In my opinion, and to my ears, the sound with USB Disruptor through my reference setup is the best sound I've produced in 25 years, and I think it's the best sound I've ever heard, on any system. It's not loud, I mean I could spend more to add 8 additional speaker drivers and more amps but that would only make it louder - it would provide no more clarity or detail.

I'm a total minimalist with the analog section of my system, having abandoned chunky preamps in favor of a single input passive preamp. The passive pre utilizes a state-of-the-art stepped attenuator, which is a volume control, but the signal passes through a single resistor only, and the volume control has 27 positions each with a single resistor for each level, so the total is 27 resistors. Bottom line on this, the signal is passing through what may be an absolute minimum in terms of volume, and for sure in terms of the preamp since there are no preamp circuits. It's hard to imagine a more pure circuit.

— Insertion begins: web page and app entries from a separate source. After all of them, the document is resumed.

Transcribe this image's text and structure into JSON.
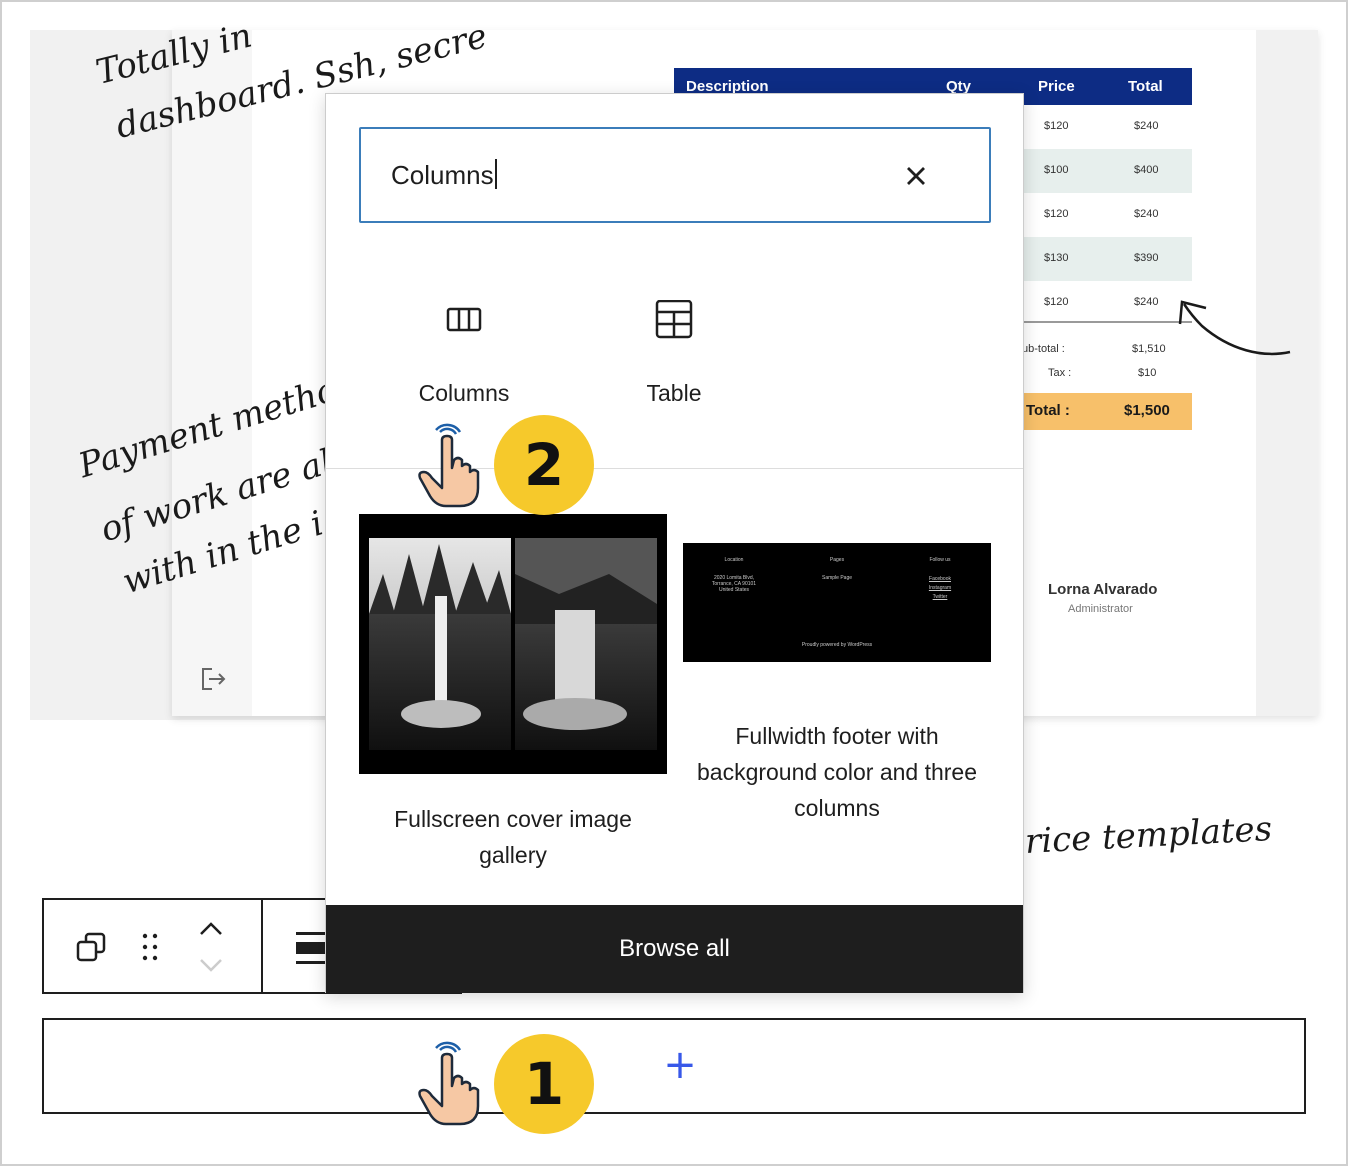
{
  "background": {
    "script_lines": [
      "Totally in",
      "dashboard. Ssh, secre",
      "Payment metho",
      "of work are al",
      "with in the i",
      "rice templates"
    ],
    "invoice": {
      "headers": [
        "Description",
        "Qty",
        "Price",
        "Total"
      ],
      "rows": [
        {
          "price": "$120",
          "total": "$240"
        },
        {
          "price": "$100",
          "total": "$400"
        },
        {
          "price": "$120",
          "total": "$240"
        },
        {
          "price": "$130",
          "total": "$390"
        },
        {
          "price": "$120",
          "total": "$240"
        }
      ],
      "subtotal_label": "ub-total :",
      "subtotal_value": "$1,510",
      "tax_label": "Tax :",
      "tax_value": "$10",
      "total_label": "Total :",
      "total_value": "$1,500"
    },
    "author_name": "Lorna Alvarado",
    "author_role": "Administrator"
  },
  "inserter": {
    "search_value": "Columns",
    "blocks": [
      {
        "label": "Columns",
        "icon": "columns-icon"
      },
      {
        "label": "Table",
        "icon": "table-icon"
      }
    ],
    "patterns": [
      {
        "label": "Fullscreen cover image gallery"
      },
      {
        "label": "Fullwidth footer with background color and three columns",
        "footer": {
          "col1_title": "Location",
          "col1_lines": [
            "2020 Lomita Blvd,",
            "Torrance, CA 90101",
            "United States"
          ],
          "col2_title": "Pages",
          "col2_lines": [
            "Sample Page"
          ],
          "col3_title": "Follow us",
          "col3_lines": [
            "Facebook",
            "Instagram",
            "Twitter"
          ],
          "credit": "Proudly powered by WordPress"
        }
      }
    ],
    "browse_all_label": "Browse all"
  },
  "toolbar": {
    "icons": [
      "duplicate-icon",
      "drag-handle-icon",
      "move-up-icon",
      "move-down-icon",
      "align-icon"
    ]
  },
  "appender": {
    "plus": "+"
  },
  "steps": [
    {
      "number": "1"
    },
    {
      "number": "2"
    }
  ],
  "colors": {
    "accent": "#3858e9",
    "search_border": "#3b7dba",
    "badge": "#f6c92b",
    "browse_bg": "#1e1e1e",
    "invoice_header": "#0d2c84",
    "invoice_total": "#f7c06a"
  }
}
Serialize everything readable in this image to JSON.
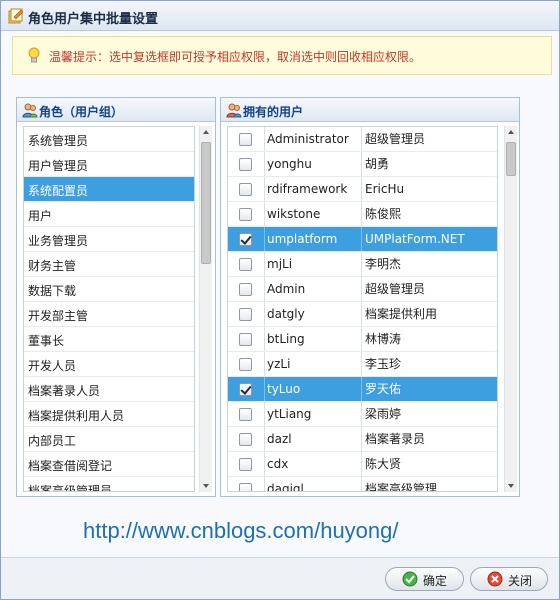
{
  "dialog": {
    "title": "角色用户集中批量设置"
  },
  "tip": {
    "text": "温馨提示：选中复选框即可授予相应权限，取消选中则回收相应权限。"
  },
  "left_panel": {
    "header": "角色（用户组）",
    "items": [
      {
        "label": "系统管理员",
        "selected": false
      },
      {
        "label": "用户管理员",
        "selected": false
      },
      {
        "label": "系统配置员",
        "selected": true
      },
      {
        "label": "用户",
        "selected": false
      },
      {
        "label": "业务管理员",
        "selected": false
      },
      {
        "label": "财务主管",
        "selected": false
      },
      {
        "label": "数据下载",
        "selected": false
      },
      {
        "label": "开发部主管",
        "selected": false
      },
      {
        "label": "董事长",
        "selected": false
      },
      {
        "label": "开发人员",
        "selected": false
      },
      {
        "label": "档案著录人员",
        "selected": false
      },
      {
        "label": "档案提供利用人员",
        "selected": false
      },
      {
        "label": "内部员工",
        "selected": false
      },
      {
        "label": "档案查借阅登记",
        "selected": false
      },
      {
        "label": "档案高级管理员",
        "selected": false
      }
    ]
  },
  "right_panel": {
    "header": "拥有的用户",
    "rows": [
      {
        "account": "Administrator",
        "name": "超级管理员",
        "checked": false,
        "selected": false
      },
      {
        "account": "yonghu",
        "name": "胡勇",
        "checked": false,
        "selected": false
      },
      {
        "account": "rdiframework",
        "name": "EricHu",
        "checked": false,
        "selected": false
      },
      {
        "account": "wikstone",
        "name": "陈俊熙",
        "checked": false,
        "selected": false
      },
      {
        "account": "umplatform",
        "name": "UMPlatForm.NET",
        "checked": true,
        "selected": true
      },
      {
        "account": "mjLi",
        "name": "李明杰",
        "checked": false,
        "selected": false
      },
      {
        "account": "Admin",
        "name": "超级管理员",
        "checked": false,
        "selected": false
      },
      {
        "account": "datgly",
        "name": "档案提供利用",
        "checked": false,
        "selected": false
      },
      {
        "account": "btLing",
        "name": "林博涛",
        "checked": false,
        "selected": false
      },
      {
        "account": "yzLi",
        "name": "李玉珍",
        "checked": false,
        "selected": false
      },
      {
        "account": "tyLuo",
        "name": "罗天佑",
        "checked": true,
        "selected": true
      },
      {
        "account": "ytLiang",
        "name": "梁雨婷",
        "checked": false,
        "selected": false
      },
      {
        "account": "dazl",
        "name": "档案著录员",
        "checked": false,
        "selected": false
      },
      {
        "account": "cdx",
        "name": "陈大贤",
        "checked": false,
        "selected": false
      },
      {
        "account": "dagjgl",
        "name": "档案高级管理",
        "checked": false,
        "selected": false
      }
    ]
  },
  "watermark": "http://www.cnblogs.com/huyong/",
  "buttons": {
    "ok": "确定",
    "close": "关闭"
  },
  "colors": {
    "selection": "#3d9ee0",
    "tip_text": "#c0392b",
    "tip_bg": "#fffbdb",
    "link": "#1f6fb2"
  }
}
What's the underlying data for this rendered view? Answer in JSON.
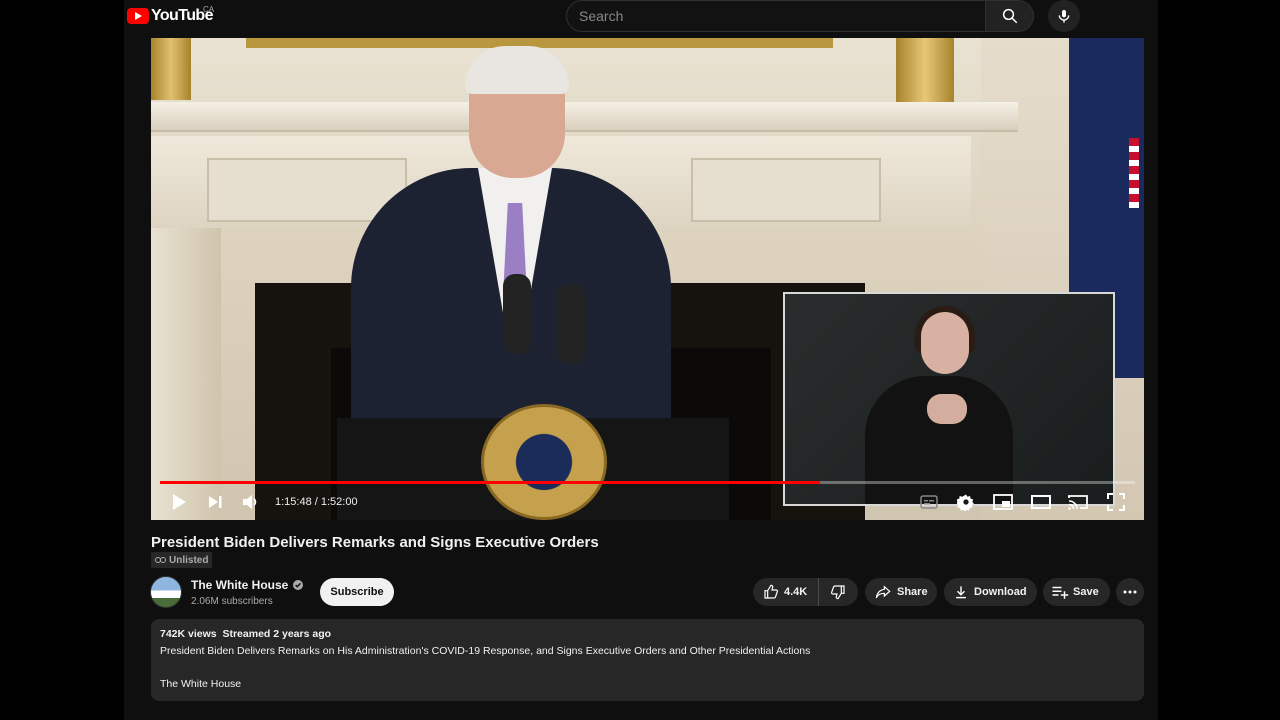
{
  "header": {
    "logo_text": "YouTube",
    "country_code": "CA",
    "search_placeholder": "Search"
  },
  "player": {
    "current_time": "1:15:48",
    "duration": "1:52:00",
    "time_display": "1:15:48 / 1:52:00",
    "progress_fraction": 0.677,
    "colors": {
      "progress": "#ff0000"
    }
  },
  "video": {
    "title": "President Biden Delivers Remarks and Signs Executive Orders",
    "visibility": "Unlisted"
  },
  "channel": {
    "name": "The White House",
    "subscribers": "2.06M subscribers",
    "verified": true,
    "subscribe_label": "Subscribe"
  },
  "actions": {
    "like_count": "4.4K",
    "share_label": "Share",
    "download_label": "Download",
    "save_label": "Save"
  },
  "description": {
    "views": "742K views",
    "streamed": "Streamed 2 years ago",
    "text": "President Biden Delivers Remarks on His Administration's COVID-19 Response, and Signs Executive Orders and Other Presidential Actions",
    "signature": "The White House"
  },
  "icons": [
    "youtube-logo-icon",
    "search-icon",
    "mic-icon",
    "play-icon",
    "next-icon",
    "volume-icon",
    "captions-icon",
    "settings-icon",
    "miniplayer-icon",
    "theater-icon",
    "cast-icon",
    "fullscreen-icon",
    "link-icon",
    "verified-icon",
    "like-icon",
    "dislike-icon",
    "share-icon",
    "download-icon",
    "save-icon",
    "more-icon"
  ]
}
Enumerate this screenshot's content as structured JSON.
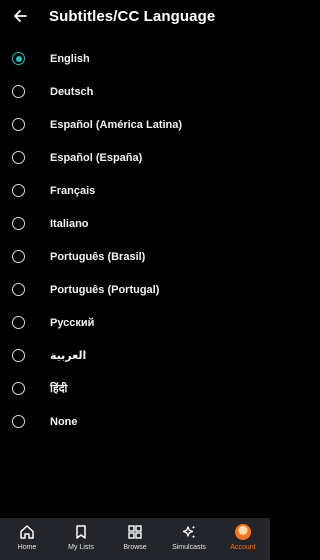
{
  "header": {
    "title": "Subtitles/CC Language"
  },
  "options": [
    {
      "label": "English",
      "selected": true
    },
    {
      "label": "Deutsch",
      "selected": false
    },
    {
      "label": "Español (América Latina)",
      "selected": false
    },
    {
      "label": "Español (España)",
      "selected": false
    },
    {
      "label": "Français",
      "selected": false
    },
    {
      "label": "Italiano",
      "selected": false
    },
    {
      "label": "Português (Brasil)",
      "selected": false
    },
    {
      "label": "Português (Portugal)",
      "selected": false
    },
    {
      "label": "Русский",
      "selected": false
    },
    {
      "label": "العربية",
      "selected": false
    },
    {
      "label": "हिंदी",
      "selected": false
    },
    {
      "label": "None",
      "selected": false
    }
  ],
  "tabbar": {
    "tabs": [
      {
        "label": "Home",
        "icon": "home-icon"
      },
      {
        "label": "My Lists",
        "icon": "bookmark-icon"
      },
      {
        "label": "Browse",
        "icon": "grid-icon"
      },
      {
        "label": "Simulcasts",
        "icon": "sparkle-icon"
      },
      {
        "label": "Account",
        "icon": "avatar-icon",
        "active": true
      }
    ]
  },
  "colors": {
    "accent": "#2abdbb",
    "active_tab": "#f47521",
    "tabbar_bg": "#23252b"
  }
}
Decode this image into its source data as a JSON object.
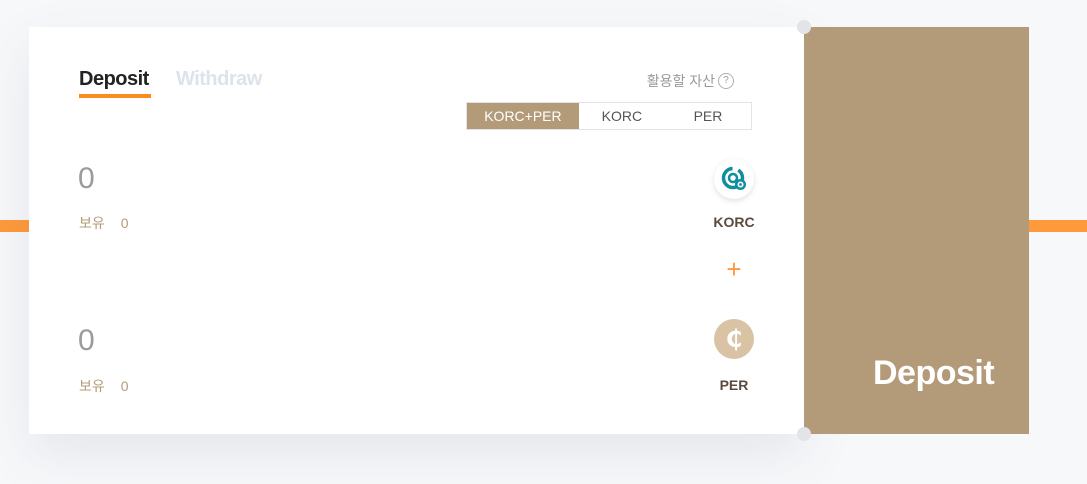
{
  "tabs": {
    "deposit_label": "Deposit",
    "withdraw_label": "Withdraw"
  },
  "asset_selector": {
    "label": "활용할 자산",
    "help_symbol": "?",
    "options": [
      "KORC+PER",
      "KORC",
      "PER"
    ],
    "selected": "KORC+PER"
  },
  "korc": {
    "amount": "0",
    "hold_label": "보유",
    "hold_value": "0",
    "name": "KORC"
  },
  "operator": "+",
  "per": {
    "amount": "0",
    "hold_label": "보유",
    "hold_value": "0",
    "name": "PER",
    "symbol": "₵"
  },
  "action": {
    "label": "Deposit"
  },
  "colors": {
    "accent_orange": "#ff8a1d",
    "brand_tan": "#b39b7a",
    "per_coin": "#dac2a4",
    "korc_teal": "#0e8e9e"
  }
}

After the pre it goes to my custom Odyssey amp, then to my Von Schweikerts.

Again, it's hard for me to imagine a better sound - the Scanspeak drivers in the Von Schweikerts and the Sanken transistors in the Odyssey are found in some of the most expensive and best sounding audiophile gear- at any price. Buying another amp of similar quality, just more powerful, wouldn't help me do anything but go louder.

The point of this is that I didn't use USB Disruptor in this system until recently. And because of the difference I now know the cause of my digital woes to be dirty USB power.

Had USB Disruptor been invented years ago I may not have upgraded my Adcom amps or Mirage speakers, because the problem I was trying to solve, unbeknownst to me at the time, is caused by dirty USB power. The symptoms include shrill or sharp tones, a kind of graininess to the sound at times, and the silent spaces between notes are often lost. This becomes maddeningly apparent after using USB Disruptor, and I can't think of a single audiophile upgrade that accomplishes so much for so little cash.
"This becomes maddeningly apparent after using USB Disruptor, and I can't think of a single audiophile upgrade that accomplishes so much for so little cash."

That's because you make them.

          Thank you for your post and answer. We think alike, in terms of minimalism. I also don't use a preamp, I have volume control inside of my DAC. I've also used stepped attenuator before, now it's digital volume control in my DAC.
          And I haven't noticed any loss of resolution, unless i go under 50% setting. this is my favorite volume control this far, and I own 4 diferent types of volume control.

           Personally, i would go diferent path - low power SET amp0, high-sensitive and ohm-stable speakers, and separate amps for bass drivers. That's how i do it, and it is the best sound i've heard. Pretty soon, I will modify DAC to power USB input (amanero), from DAC, not USB cable. I will report with the changes in sound.

        """""This becomes maddeningly apparent after using USB Disruptor, and I can't think of a single audiophile upgrade that accomplishes so much for so little cash."

That's because you make them. """""

           Maybe. But maybe it is also because there is a logical science behind this product, and it actually works. I think it should. I would order it and try it, if I couldn't modify my DAC.
Ghosthouse, thanks for the clarification. I use the Audiophellio with the Pure Power supply. I believe the PP accomplishes the same thing, isolating power from signal.